(Data about app and page elements)
◆ ◆ ◆ ◆ ◆
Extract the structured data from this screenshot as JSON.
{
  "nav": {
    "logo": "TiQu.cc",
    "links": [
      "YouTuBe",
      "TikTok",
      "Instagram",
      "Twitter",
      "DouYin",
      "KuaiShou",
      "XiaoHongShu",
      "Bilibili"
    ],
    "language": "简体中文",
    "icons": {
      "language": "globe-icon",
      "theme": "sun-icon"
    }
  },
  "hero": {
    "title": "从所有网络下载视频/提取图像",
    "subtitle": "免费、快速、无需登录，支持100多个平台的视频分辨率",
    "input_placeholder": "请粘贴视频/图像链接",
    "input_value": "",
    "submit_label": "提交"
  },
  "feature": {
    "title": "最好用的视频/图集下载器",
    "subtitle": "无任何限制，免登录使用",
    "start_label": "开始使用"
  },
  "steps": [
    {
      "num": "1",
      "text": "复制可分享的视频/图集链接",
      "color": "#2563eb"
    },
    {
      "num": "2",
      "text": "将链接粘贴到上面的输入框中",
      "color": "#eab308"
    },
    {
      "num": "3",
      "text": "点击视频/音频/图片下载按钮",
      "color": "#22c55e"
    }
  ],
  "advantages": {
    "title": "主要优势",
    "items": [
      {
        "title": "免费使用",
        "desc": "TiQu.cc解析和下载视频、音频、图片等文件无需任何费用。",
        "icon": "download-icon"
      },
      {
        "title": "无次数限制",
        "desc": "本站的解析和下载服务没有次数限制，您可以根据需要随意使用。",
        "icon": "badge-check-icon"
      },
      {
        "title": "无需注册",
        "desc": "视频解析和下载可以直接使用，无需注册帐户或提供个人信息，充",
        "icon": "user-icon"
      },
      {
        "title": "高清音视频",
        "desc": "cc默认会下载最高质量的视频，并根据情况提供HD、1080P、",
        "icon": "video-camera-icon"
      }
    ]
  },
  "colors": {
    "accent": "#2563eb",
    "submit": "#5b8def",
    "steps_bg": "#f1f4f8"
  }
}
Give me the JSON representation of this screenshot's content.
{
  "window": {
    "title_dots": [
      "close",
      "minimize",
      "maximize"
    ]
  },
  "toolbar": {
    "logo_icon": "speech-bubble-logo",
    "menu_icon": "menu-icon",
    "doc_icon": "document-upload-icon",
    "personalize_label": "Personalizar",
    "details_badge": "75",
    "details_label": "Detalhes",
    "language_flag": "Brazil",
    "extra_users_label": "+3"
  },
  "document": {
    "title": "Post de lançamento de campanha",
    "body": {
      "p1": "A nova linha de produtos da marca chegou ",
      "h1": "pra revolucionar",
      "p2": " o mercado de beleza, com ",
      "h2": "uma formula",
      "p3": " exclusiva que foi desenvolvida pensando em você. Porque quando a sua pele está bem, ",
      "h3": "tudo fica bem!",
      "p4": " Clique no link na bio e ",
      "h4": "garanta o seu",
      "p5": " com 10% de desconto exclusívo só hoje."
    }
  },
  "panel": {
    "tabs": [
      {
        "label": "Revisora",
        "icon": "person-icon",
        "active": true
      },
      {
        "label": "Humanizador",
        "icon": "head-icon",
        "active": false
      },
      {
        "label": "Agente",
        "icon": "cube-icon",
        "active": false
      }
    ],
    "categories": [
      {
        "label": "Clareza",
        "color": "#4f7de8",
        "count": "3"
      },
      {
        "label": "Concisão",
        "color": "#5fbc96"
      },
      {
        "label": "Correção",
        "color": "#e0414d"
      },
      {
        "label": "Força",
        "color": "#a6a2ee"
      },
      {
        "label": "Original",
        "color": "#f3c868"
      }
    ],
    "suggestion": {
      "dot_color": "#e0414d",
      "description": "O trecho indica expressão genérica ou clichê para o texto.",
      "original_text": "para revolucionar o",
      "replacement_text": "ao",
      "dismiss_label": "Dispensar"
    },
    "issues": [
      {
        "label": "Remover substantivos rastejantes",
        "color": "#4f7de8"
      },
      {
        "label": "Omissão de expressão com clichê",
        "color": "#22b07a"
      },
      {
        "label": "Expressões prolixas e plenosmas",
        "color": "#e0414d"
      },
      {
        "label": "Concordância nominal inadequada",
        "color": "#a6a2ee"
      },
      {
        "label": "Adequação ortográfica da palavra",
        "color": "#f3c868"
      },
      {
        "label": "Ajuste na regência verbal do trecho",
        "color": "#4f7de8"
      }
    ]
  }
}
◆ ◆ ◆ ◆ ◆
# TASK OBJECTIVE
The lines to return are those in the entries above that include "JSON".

# SOLUTION FOR THIS EXERCISE
Extract the structured data from this screenshot as JSON.
Give me the JSON representation of this screenshot's content.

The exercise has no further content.